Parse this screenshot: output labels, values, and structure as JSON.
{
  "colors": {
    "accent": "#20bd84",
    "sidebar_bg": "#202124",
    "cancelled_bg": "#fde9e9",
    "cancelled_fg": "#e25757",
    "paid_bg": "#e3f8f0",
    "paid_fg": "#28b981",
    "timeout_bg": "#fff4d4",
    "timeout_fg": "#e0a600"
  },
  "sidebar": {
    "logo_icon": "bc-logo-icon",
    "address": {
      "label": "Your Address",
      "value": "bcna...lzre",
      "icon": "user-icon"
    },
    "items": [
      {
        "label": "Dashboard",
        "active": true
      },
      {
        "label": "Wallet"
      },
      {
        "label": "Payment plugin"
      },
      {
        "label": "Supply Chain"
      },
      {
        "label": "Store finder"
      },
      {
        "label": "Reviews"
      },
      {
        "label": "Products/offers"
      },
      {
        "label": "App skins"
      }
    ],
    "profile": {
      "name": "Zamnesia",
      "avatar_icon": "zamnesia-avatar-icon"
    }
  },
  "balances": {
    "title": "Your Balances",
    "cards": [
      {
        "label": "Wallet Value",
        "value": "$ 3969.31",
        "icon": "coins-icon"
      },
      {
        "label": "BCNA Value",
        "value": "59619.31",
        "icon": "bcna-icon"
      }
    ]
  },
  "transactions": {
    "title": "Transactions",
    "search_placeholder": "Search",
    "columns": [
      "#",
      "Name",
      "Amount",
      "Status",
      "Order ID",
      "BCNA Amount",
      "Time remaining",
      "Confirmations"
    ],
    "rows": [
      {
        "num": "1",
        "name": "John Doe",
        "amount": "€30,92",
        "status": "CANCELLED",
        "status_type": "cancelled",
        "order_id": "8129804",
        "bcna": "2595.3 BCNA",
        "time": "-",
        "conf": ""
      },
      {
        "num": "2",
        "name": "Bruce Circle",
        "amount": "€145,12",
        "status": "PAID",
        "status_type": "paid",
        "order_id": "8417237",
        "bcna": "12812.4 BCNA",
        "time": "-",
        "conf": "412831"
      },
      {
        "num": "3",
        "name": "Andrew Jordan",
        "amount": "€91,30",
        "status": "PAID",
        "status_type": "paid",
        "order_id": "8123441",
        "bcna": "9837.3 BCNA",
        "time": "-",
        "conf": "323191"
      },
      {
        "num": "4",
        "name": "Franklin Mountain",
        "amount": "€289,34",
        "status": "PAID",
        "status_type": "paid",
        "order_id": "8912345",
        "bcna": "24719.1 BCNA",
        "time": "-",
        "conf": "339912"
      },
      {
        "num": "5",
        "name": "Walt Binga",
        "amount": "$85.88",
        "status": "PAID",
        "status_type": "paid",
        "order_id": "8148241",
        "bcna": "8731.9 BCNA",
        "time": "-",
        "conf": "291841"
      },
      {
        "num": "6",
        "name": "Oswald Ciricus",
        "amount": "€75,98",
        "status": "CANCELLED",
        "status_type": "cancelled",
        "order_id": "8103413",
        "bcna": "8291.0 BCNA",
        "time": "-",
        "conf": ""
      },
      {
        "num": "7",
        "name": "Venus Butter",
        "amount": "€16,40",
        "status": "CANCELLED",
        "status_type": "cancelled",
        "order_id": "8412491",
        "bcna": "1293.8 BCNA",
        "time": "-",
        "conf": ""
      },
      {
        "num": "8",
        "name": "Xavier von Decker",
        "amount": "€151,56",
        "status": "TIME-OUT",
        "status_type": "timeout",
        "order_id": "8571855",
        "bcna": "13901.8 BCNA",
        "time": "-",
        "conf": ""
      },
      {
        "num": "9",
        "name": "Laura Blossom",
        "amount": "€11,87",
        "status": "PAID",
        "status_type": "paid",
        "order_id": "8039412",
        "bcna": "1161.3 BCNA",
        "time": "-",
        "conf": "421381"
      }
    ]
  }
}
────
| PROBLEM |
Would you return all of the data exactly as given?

| ANSWER BOX |
Parse this screenshot: output labels, values, and structure as JSON.
{
  "colors": {
    "accent": "#20bd84",
    "sidebar_bg": "#202124",
    "cancelled_bg": "#fde9e9",
    "cancelled_fg": "#e25757",
    "paid_bg": "#e3f8f0",
    "paid_fg": "#28b981",
    "timeout_bg": "#fff4d4",
    "timeout_fg": "#e0a600"
  },
  "sidebar": {
    "logo_icon": "bc-logo-icon",
    "address": {
      "label": "Your Address",
      "value": "bcna...lzre",
      "icon": "user-icon"
    },
    "items": [
      {
        "label": "Dashboard",
        "active": true
      },
      {
        "label": "Wallet"
      },
      {
        "label": "Payment plugin"
      },
      {
        "label": "Supply Chain"
      },
      {
        "label": "Store finder"
      },
      {
        "label": "Reviews"
      },
      {
        "label": "Products/offers"
      },
      {
        "label": "App skins"
      }
    ],
    "profile": {
      "name": "Zamnesia",
      "avatar_icon": "zamnesia-avatar-icon"
    }
  },
  "balances": {
    "title": "Your Balances",
    "cards": [
      {
        "label": "Wallet Value",
        "value": "$ 3969.31",
        "icon": "coins-icon"
      },
      {
        "label": "BCNA Value",
        "value": "59619.31",
        "icon": "bcna-icon"
      }
    ]
  },
  "transactions": {
    "title": "Transactions",
    "search_placeholder": "Search",
    "columns": [
      "#",
      "Name",
      "Amount",
      "Status",
      "Order ID",
      "BCNA Amount",
      "Time remaining",
      "Confirmations"
    ],
    "rows": [
      {
        "num": "1",
        "name": "John Doe",
        "amount": "€30,92",
        "status": "CANCELLED",
        "status_type": "cancelled",
        "order_id": "8129804",
        "bcna": "2595.3 BCNA",
        "time": "-",
        "conf": ""
      },
      {
        "num": "2",
        "name": "Bruce Circle",
        "amount": "€145,12",
        "status": "PAID",
        "status_type": "paid",
        "order_id": "8417237",
        "bcna": "12812.4 BCNA",
        "time": "-",
        "conf": "412831"
      },
      {
        "num": "3",
        "name": "Andrew Jordan",
        "amount": "€91,30",
        "status": "PAID",
        "status_type": "paid",
        "order_id": "8123441",
        "bcna": "9837.3 BCNA",
        "time": "-",
        "conf": "323191"
      },
      {
        "num": "4",
        "name": "Franklin Mountain",
        "amount": "€289,34",
        "status": "PAID",
        "status_type": "paid",
        "order_id": "8912345",
        "bcna": "24719.1 BCNA",
        "time": "-",
        "conf": "339912"
      },
      {
        "num": "5",
        "name": "Walt Binga",
        "amount": "$85.88",
        "status": "PAID",
        "status_type": "paid",
        "order_id": "8148241",
        "bcna": "8731.9 BCNA",
        "time": "-",
        "conf": "291841"
      },
      {
        "num": "6",
        "name": "Oswald Ciricus",
        "amount": "€75,98",
        "status": "CANCELLED",
        "status_type": "cancelled",
        "order_id": "8103413",
        "bcna": "8291.0 BCNA",
        "time": "-",
        "conf": ""
      },
      {
        "num": "7",
        "name": "Venus Butter",
        "amount": "€16,40",
        "status": "CANCELLED",
        "status_type": "cancelled",
        "order_id": "8412491",
        "bcna": "1293.8 BCNA",
        "time": "-",
        "conf": ""
      },
      {
        "num": "8",
        "name": "Xavier von Decker",
        "amount": "€151,56",
        "status": "TIME-OUT",
        "status_type": "timeout",
        "order_id": "8571855",
        "bcna": "13901.8 BCNA",
        "time": "-",
        "conf": ""
      },
      {
        "num": "9",
        "name": "Laura Blossom",
        "amount": "€11,87",
        "status": "PAID",
        "status_type": "paid",
        "order_id": "8039412",
        "bcna": "1161.3 BCNA",
        "time": "-",
        "conf": "421381"
      }
    ]
  }
}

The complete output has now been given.